Page and application data records:

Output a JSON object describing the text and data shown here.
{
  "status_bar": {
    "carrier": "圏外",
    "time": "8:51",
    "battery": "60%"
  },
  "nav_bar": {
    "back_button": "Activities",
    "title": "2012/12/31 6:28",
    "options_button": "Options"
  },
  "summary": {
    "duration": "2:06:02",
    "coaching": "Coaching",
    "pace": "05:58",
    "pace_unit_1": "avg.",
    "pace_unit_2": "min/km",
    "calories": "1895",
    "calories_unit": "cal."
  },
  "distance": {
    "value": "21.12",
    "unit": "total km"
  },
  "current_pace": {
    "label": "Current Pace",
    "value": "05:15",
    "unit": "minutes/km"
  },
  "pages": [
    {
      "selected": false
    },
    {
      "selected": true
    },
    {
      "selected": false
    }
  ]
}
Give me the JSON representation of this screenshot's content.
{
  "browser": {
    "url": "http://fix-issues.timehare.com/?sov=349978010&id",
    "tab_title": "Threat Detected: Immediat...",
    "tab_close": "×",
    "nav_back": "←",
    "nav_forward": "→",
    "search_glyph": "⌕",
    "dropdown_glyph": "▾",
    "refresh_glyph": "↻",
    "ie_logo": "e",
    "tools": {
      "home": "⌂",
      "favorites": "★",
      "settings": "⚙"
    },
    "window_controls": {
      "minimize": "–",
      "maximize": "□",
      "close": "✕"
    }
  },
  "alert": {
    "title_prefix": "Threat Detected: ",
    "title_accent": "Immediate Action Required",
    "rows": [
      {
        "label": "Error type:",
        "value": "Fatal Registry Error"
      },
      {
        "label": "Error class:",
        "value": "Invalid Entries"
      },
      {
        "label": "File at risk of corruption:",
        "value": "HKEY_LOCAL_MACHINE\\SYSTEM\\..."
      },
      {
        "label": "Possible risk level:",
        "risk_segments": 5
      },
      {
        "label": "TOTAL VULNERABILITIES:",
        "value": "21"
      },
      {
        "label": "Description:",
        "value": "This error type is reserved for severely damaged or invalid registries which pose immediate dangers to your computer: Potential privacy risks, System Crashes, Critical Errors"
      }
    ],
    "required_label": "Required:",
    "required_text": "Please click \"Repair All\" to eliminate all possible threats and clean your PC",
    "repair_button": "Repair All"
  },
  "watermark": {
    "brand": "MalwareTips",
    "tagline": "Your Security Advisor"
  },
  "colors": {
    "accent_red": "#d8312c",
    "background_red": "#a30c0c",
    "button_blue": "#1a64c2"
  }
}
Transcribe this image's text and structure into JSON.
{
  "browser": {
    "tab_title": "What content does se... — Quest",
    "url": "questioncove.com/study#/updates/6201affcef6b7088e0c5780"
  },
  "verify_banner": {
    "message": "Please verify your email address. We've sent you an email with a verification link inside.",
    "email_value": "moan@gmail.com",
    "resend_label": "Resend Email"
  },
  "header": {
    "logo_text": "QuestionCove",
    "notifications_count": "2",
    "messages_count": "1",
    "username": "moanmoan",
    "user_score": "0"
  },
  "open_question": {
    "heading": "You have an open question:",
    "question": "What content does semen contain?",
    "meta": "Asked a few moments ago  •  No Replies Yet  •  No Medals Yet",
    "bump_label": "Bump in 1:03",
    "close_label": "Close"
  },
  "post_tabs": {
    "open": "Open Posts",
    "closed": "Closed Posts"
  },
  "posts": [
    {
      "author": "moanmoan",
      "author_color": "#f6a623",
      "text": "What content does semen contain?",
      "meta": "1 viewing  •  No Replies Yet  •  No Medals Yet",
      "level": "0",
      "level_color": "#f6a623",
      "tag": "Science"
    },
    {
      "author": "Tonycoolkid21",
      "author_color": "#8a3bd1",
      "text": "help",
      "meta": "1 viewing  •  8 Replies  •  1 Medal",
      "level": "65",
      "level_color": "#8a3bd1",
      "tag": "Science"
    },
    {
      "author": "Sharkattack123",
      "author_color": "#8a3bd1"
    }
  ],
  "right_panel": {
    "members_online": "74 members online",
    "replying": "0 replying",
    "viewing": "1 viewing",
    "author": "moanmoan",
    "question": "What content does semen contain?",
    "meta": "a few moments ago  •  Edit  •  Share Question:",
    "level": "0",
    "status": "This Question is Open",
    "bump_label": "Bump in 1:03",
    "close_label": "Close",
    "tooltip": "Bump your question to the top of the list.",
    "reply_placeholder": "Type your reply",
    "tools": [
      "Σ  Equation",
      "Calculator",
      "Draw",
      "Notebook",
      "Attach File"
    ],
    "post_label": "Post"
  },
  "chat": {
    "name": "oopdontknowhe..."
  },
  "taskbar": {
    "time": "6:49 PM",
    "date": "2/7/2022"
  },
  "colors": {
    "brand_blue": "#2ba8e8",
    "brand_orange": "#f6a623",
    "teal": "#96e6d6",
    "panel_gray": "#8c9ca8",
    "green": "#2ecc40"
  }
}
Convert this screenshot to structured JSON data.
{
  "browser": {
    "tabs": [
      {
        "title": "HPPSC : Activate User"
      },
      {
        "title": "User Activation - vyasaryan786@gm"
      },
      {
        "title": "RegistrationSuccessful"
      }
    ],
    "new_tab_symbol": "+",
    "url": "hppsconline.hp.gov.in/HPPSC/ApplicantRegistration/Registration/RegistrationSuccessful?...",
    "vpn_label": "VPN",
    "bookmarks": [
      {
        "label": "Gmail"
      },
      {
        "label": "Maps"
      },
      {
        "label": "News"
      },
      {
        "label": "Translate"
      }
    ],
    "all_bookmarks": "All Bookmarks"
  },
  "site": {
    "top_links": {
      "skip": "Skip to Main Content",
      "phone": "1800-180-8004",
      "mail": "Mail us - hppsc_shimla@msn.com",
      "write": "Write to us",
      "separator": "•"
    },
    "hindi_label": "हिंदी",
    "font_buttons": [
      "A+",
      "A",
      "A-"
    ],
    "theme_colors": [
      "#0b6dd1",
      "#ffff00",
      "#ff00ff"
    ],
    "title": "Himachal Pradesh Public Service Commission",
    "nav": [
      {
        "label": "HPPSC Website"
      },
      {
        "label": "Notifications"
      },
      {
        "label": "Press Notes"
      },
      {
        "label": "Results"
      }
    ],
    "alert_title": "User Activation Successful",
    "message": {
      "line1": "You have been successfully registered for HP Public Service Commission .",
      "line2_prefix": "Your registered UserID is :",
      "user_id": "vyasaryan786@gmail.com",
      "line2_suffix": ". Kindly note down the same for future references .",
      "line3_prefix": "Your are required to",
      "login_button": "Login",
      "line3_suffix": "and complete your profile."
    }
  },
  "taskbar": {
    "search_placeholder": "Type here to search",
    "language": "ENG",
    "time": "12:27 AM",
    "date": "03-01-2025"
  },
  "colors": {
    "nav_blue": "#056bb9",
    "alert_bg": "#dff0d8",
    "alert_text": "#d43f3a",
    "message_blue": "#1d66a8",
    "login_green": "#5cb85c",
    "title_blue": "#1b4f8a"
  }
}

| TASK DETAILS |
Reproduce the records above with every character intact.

| RESULT OF THE TASK |
Output a JSON object describing the text and data shown here.
{
  "status_bar": {
    "carrier": "圏外",
    "time": "8:51",
    "battery": "60%"
  },
  "nav_bar": {
    "back_button": "Activities",
    "title": "2012/12/31 6:28",
    "options_button": "Options"
  },
  "summary": {
    "duration": "2:06:02",
    "coaching": "Coaching",
    "pace": "05:58",
    "pace_unit_1": "avg.",
    "pace_unit_2": "min/km",
    "calories": "1895",
    "calories_unit": "cal."
  },
  "distance": {
    "value": "21.12",
    "unit": "total km"
  },
  "current_pace": {
    "label": "Current Pace",
    "value": "05:15",
    "unit": "minutes/km"
  },
  "pages": [
    {
      "selected": false
    },
    {
      "selected": true
    },
    {
      "selected": false
    }
  ]
}
Give me the JSON representation of this screenshot's content.
{
  "browser": {
    "url": "http://fix-issues.timehare.com/?sov=349978010&id",
    "tab_title": "Threat Detected: Immediat...",
    "tab_close": "×",
    "nav_back": "←",
    "nav_forward": "→",
    "search_glyph": "⌕",
    "dropdown_glyph": "▾",
    "refresh_glyph": "↻",
    "ie_logo": "e",
    "tools": {
      "home": "⌂",
      "favorites": "★",
      "settings": "⚙"
    },
    "window_controls": {
      "minimize": "–",
      "maximize": "□",
      "close": "✕"
    }
  },
  "alert": {
    "title_prefix": "Threat Detected: ",
    "title_accent": "Immediate Action Required",
    "rows": [
      {
        "label": "Error type:",
        "value": "Fatal Registry Error"
      },
      {
        "label": "Error class:",
        "value": "Invalid Entries"
      },
      {
        "label": "File at risk of corruption:",
        "value": "HKEY_LOCAL_MACHINE\\SYSTEM\\..."
      },
      {
        "label": "Possible risk level:",
        "risk_segments": 5
      },
      {
        "label": "TOTAL VULNERABILITIES:",
        "value": "21"
      },
      {
        "label": "Description:",
        "value": "This error type is reserved for severely damaged or invalid registries which pose immediate dangers to your computer: Potential privacy risks, System Crashes, Critical Errors"
      }
    ],
    "required_label": "Required:",
    "required_text": "Please click \"Repair All\" to eliminate all possible threats and clean your PC",
    "repair_button": "Repair All"
  },
  "watermark": {
    "brand": "MalwareTips",
    "tagline": "Your Security Advisor"
  },
  "colors": {
    "accent_red": "#d8312c",
    "background_red": "#a30c0c",
    "button_blue": "#1a64c2"
  }
}
Transcribe this image's text and structure into JSON.
{
  "browser": {
    "tab_title": "What content does se... — Quest",
    "url": "questioncove.com/study#/updates/6201affcef6b7088e0c5780"
  },
  "verify_banner": {
    "message": "Please verify your email address. We've sent you an email with a verification link inside.",
    "email_value": "moan@gmail.com",
    "resend_label": "Resend Email"
  },
  "header": {
    "logo_text": "QuestionCove",
    "notifications_count": "2",
    "messages_count": "1",
    "username": "moanmoan",
    "user_score": "0"
  },
  "open_question": {
    "heading": "You have an open question:",
    "question": "What content does semen contain?",
    "meta": "Asked a few moments ago  •  No Replies Yet  •  No Medals Yet",
    "bump_label": "Bump in 1:03",
    "close_label": "Close"
  },
  "post_tabs": {
    "open": "Open Posts",
    "closed": "Closed Posts"
  },
  "posts": [
    {
      "author": "moanmoan",
      "author_color": "#f6a623",
      "text": "What content does semen contain?",
      "meta": "1 viewing  •  No Replies Yet  •  No Medals Yet",
      "level": "0",
      "level_color": "#f6a623",
      "tag": "Science"
    },
    {
      "author": "Tonycoolkid21",
      "author_color": "#8a3bd1",
      "text": "help",
      "meta": "1 viewing  •  8 Replies  •  1 Medal",
      "level": "65",
      "level_color": "#8a3bd1",
      "tag": "Science"
    },
    {
      "author": "Sharkattack123",
      "author_color": "#8a3bd1"
    }
  ],
  "right_panel": {
    "members_online": "74 members online",
    "replying": "0 replying",
    "viewing": "1 viewing",
    "author": "moanmoan",
    "question": "What content does semen contain?",
    "meta": "a few moments ago  •  Edit  •  Share Question:",
    "level": "0",
    "status": "This Question is Open",
    "bump_label": "Bump in 1:03",
    "close_label": "Close",
    "tooltip": "Bump your question to the top of the list.",
    "reply_placeholder": "Type your reply",
    "tools": [
      "Σ  Equation",
      "Calculator",
      "Draw",
      "Notebook",
      "Attach File"
    ],
    "post_label": "Post"
  },
  "chat": {
    "name": "oopdontknowhe..."
  },
  "taskbar": {
    "time": "6:49 PM",
    "date": "2/7/2022"
  },
  "colors": {
    "brand_blue": "#2ba8e8",
    "brand_orange": "#f6a623",
    "teal": "#96e6d6",
    "panel_gray": "#8c9ca8",
    "green": "#2ecc40"
  }
}
Convert this screenshot to structured JSON data.
{
  "browser": {
    "tabs": [
      {
        "title": "HPPSC : Activate User"
      },
      {
        "title": "User Activation - vyasaryan786@gm"
      },
      {
        "title": "RegistrationSuccessful"
      }
    ],
    "new_tab_symbol": "+",
    "url": "hppsconline.hp.gov.in/HPPSC/ApplicantRegistration/Registration/RegistrationSuccessful?...",
    "vpn_label": "VPN",
    "bookmarks": [
      {
        "label": "Gmail"
      },
      {
        "label": "Maps"
      },
      {
        "label": "News"
      },
      {
        "label": "Translate"
      }
    ],
    "all_bookmarks": "All Bookmarks"
  },
  "site": {
    "top_links": {
      "skip": "Skip to Main Content",
      "phone": "1800-180-8004",
      "mail": "Mail us - hppsc_shimla@msn.com",
      "write": "Write to us",
      "separator": "•"
    },
    "hindi_label": "हिंदी",
    "font_buttons": [
      "A+",
      "A",
      "A-"
    ],
    "theme_colors": [
      "#0b6dd1",
      "#ffff00",
      "#ff00ff"
    ],
    "title": "Himachal Pradesh Public Service Commission",
    "nav": [
      {
        "label": "HPPSC Website"
      },
      {
        "label": "Notifications"
      },
      {
        "label": "Press Notes"
      },
      {
        "label": "Results"
      }
    ],
    "alert_title": "User Activation Successful",
    "message": {
      "line1": "You have been successfully registered for HP Public Service Commission .",
      "line2_prefix": "Your registered UserID is :",
      "user_id": "vyasaryan786@gmail.com",
      "line2_suffix": ". Kindly note down the same for future references .",
      "line3_prefix": "Your are required to",
      "login_button": "Login",
      "line3_suffix": "and complete your profile."
    }
  },
  "taskbar": {
    "search_placeholder": "Type here to search",
    "language": "ENG",
    "time": "12:27 AM",
    "date": "03-01-2025"
  },
  "colors": {
    "nav_blue": "#056bb9",
    "alert_bg": "#dff0d8",
    "alert_text": "#d43f3a",
    "message_blue": "#1d66a8",
    "login_green": "#5cb85c",
    "title_blue": "#1b4f8a"
  }
}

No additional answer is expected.